In our studies of polarity establishment in C. elegans embryos, in order to successfully pierce the chitinous shell and vitelline membrane while minimizing damage to the embryo, the tip of an injection pipette must be both strong and small. To accomplish this, we fabricate quartz reinforced carbon nanopipettes (CNPs). Quartz capillaries were pulled to a tip of 174 ± 59 nm and then reinforced with an interior layer of carbon. Figure 1 (a) summarizes the protocol steps for creating these CNPs. These CNPs were used previously to inject dyes and secondary messengers into epithelial cells, as well as to measure cell membrane potential. They allow for the direct injection of small molecules with minimal damage to, and maximal temporal control over the embryos. In addition, un-reinforced quartz capillaries were pulled to obtain a smooth ~15 µm tip to serve as ‘holding’ pipettes to maintain an embryo’s position during injection, as well as to allow withdrawal of the CNP after drug delivery, as presented in Fig. 1 (c) and (d). Both CNPs and holding pipettes can be fabricated with high reproducibility with in batches (~80 for the CNPs, no limit for the holding pipettes).
Carbon NanoPipette (CNP) fabrication and experimental configuration.

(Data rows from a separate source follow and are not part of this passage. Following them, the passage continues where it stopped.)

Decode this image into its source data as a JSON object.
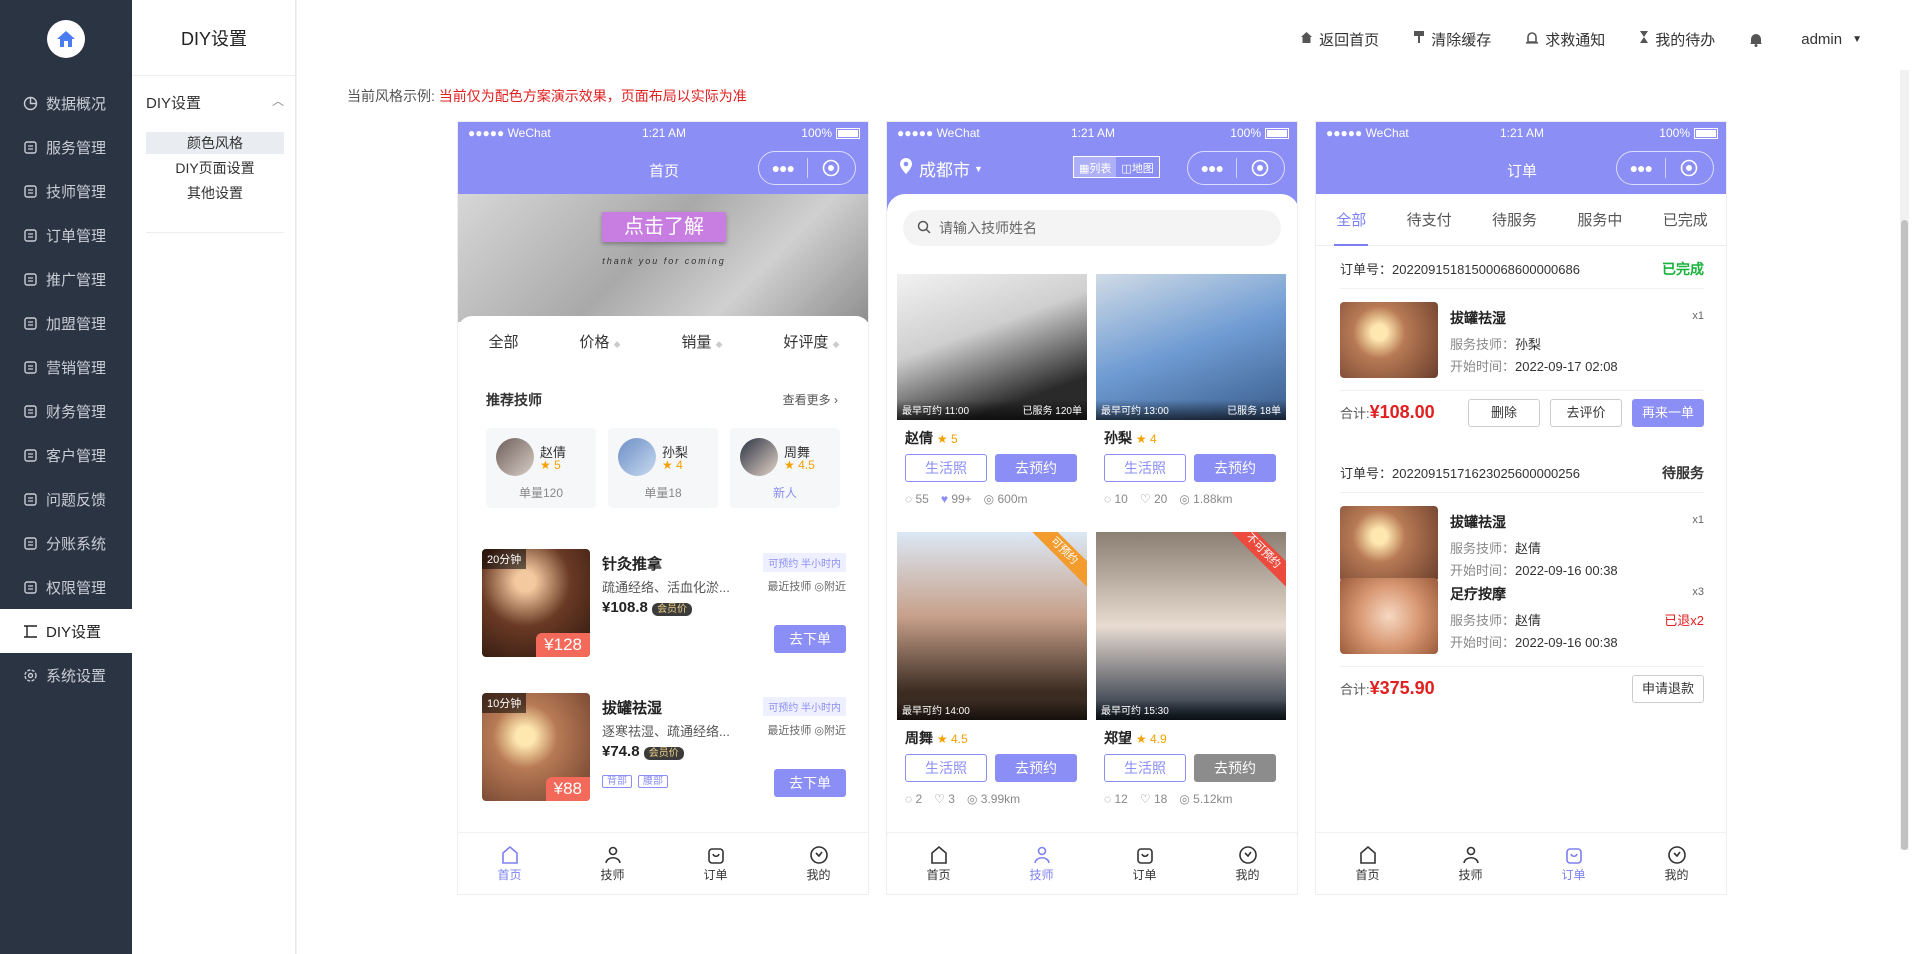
{
  "sidebar": {
    "items": [
      {
        "label": "数据概况",
        "icon": "chart-pie-icon",
        "active": false
      },
      {
        "label": "服务管理",
        "icon": "calendar-icon",
        "active": false
      },
      {
        "label": "技师管理",
        "icon": "headset-icon",
        "active": false
      },
      {
        "label": "订单管理",
        "icon": "clipboard-icon",
        "active": false
      },
      {
        "label": "推广管理",
        "icon": "share-network-icon",
        "active": false
      },
      {
        "label": "加盟管理",
        "icon": "user-plus-icon",
        "active": false
      },
      {
        "label": "营销管理",
        "icon": "ticket-icon",
        "active": false
      },
      {
        "label": "财务管理",
        "icon": "wallet-icon",
        "active": false
      },
      {
        "label": "客户管理",
        "icon": "users-icon",
        "active": false
      },
      {
        "label": "问题反馈",
        "icon": "edit-icon",
        "active": false
      },
      {
        "label": "分账系统",
        "icon": "bar-chart-icon",
        "active": false
      },
      {
        "label": "权限管理",
        "icon": "lock-icon",
        "active": false
      },
      {
        "label": "DIY设置",
        "icon": "layout-icon",
        "active": true
      },
      {
        "label": "系统设置",
        "icon": "gear-icon",
        "active": false
      }
    ]
  },
  "subnav": {
    "title": "DIY设置",
    "group": "DIY设置",
    "items": [
      "颜色风格",
      "DIY页面设置",
      "其他设置"
    ]
  },
  "topbar": {
    "home": "返回首页",
    "clear": "清除缓存",
    "help": "求救通知",
    "todo": "我的待办",
    "user": "admin"
  },
  "notice": {
    "label": "当前风格示例:",
    "text": "当前仅为配色方案演示效果，页面布局以实际为准"
  },
  "theme": {
    "primary": "#8b8ef4",
    "price": "#e02020",
    "star": "#f4a100",
    "done": "#17b33c"
  },
  "status": {
    "carrier": "●●●●● WeChat",
    "time": "1:21 AM",
    "battery": "100%"
  },
  "tabbar": [
    "首页",
    "技师",
    "订单",
    "我的"
  ],
  "home": {
    "title": "首页",
    "banner": "点击了解",
    "banner_sub": "thank you for coming",
    "filters": [
      "全部",
      "价格",
      "销量",
      "好评度"
    ],
    "rec_title": "推荐技师",
    "rec_more": "查看更多",
    "techs": [
      {
        "name": "赵倩",
        "rating": "5",
        "sub": "单量120"
      },
      {
        "name": "孙梨",
        "rating": "4",
        "sub": "单量18"
      },
      {
        "name": "周舞",
        "rating": "4.5",
        "sub": "新人"
      }
    ],
    "services": [
      {
        "duration": "20分钟",
        "name": "针灸推拿",
        "tag": "可预约 半小时内",
        "desc": "疏通经络、活血化淤...",
        "price": "¥108.8",
        "member": "会员价",
        "orig": "¥128",
        "near1": "最近技师",
        "near2": "附近",
        "order": "去下单",
        "chips": []
      },
      {
        "duration": "10分钟",
        "name": "拔罐祛湿",
        "tag": "可预约 半小时内",
        "desc": "逐寒祛湿、疏通经络...",
        "price": "¥74.8",
        "member": "会员价",
        "orig": "¥88",
        "near1": "最近技师",
        "near2": "附近",
        "order": "去下单",
        "chips": [
          "背部",
          "腰部"
        ]
      }
    ]
  },
  "tech": {
    "city": "成都市",
    "list_label": "列表",
    "map_label": "地图",
    "search_placeholder": "请输入技师姓名",
    "cards": [
      {
        "name": "赵倩",
        "rating": "5",
        "time": "最早可约 11:00",
        "served": "已服务 120单",
        "comments": "55",
        "likes": "99+",
        "dist": "600m",
        "badge": "",
        "life": "生活照",
        "book": "去预约",
        "bookable": true
      },
      {
        "name": "孙梨",
        "rating": "4",
        "time": "最早可约 13:00",
        "served": "已服务 18单",
        "comments": "10",
        "likes": "20",
        "dist": "1.88km",
        "badge": "",
        "life": "生活照",
        "book": "去预约",
        "bookable": true
      },
      {
        "name": "周舞",
        "rating": "4.5",
        "time": "最早可约 14:00",
        "served": "",
        "comments": "2",
        "likes": "3",
        "dist": "3.99km",
        "badge": "可预约",
        "life": "生活照",
        "book": "去预约",
        "bookable": true
      },
      {
        "name": "郑望",
        "rating": "4.9",
        "time": "最早可约 15:30",
        "served": "",
        "comments": "12",
        "likes": "18",
        "dist": "5.12km",
        "badge": "不可预约",
        "life": "生活照",
        "book": "去预约",
        "bookable": false
      }
    ]
  },
  "orders": {
    "title": "订单",
    "tabs": [
      "全部",
      "待支付",
      "待服务",
      "服务中",
      "已完成"
    ],
    "list": [
      {
        "no": "订单号：2022091518150006860000068​6",
        "status": "已完成",
        "items": [
          {
            "name": "拔罐祛湿",
            "qty": "x1",
            "tech_label": "服务技师：",
            "tech": "孙梨",
            "time_label": "开始时间：",
            "time": "2022-09-17 02:08",
            "refund": ""
          }
        ],
        "total_label": "合计:",
        "total": "¥108.00",
        "actions": [
          "删除",
          "去评价",
          "再来一单"
        ]
      },
      {
        "no": "订单号：2022091517162302560000025​6",
        "status": "待服务",
        "items": [
          {
            "name": "拔罐祛湿",
            "qty": "x1",
            "tech_label": "服务技师：",
            "tech": "赵倩",
            "time_label": "开始时间：",
            "time": "2022-09-16 00:38",
            "refund": ""
          },
          {
            "name": "足疗按摩",
            "qty": "x3",
            "tech_label": "服务技师：",
            "tech": "赵倩",
            "time_label": "开始时间：",
            "time": "2022-09-16 00:38",
            "refund": "已退x2"
          }
        ],
        "total_label": "合计:",
        "total": "¥375.90",
        "actions": [
          "申请退款"
        ]
      }
    ]
  }
}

(a) Fabrication procedure of the CNPs. Quartz capillaries are filled with Fe(NO3)3 catalyst and left to dry, then pulled into pipettes of desired geometry. Carbon is grown within the pipette using chemical vapor deposition. (b) SEM images of the pipettes before and after carbon deposition. Scale bars are 100 nm. (c-d) Sketch and microscopy images of the experimental configuration: a quartz holding pipette is used to immobilize the embryo during injection and light suction applied through the holing pipette allows for the retrieval of the CNP. Scale bar in (d) is 10 μm, injection occurs approximately at t = 0:15 (min:sec).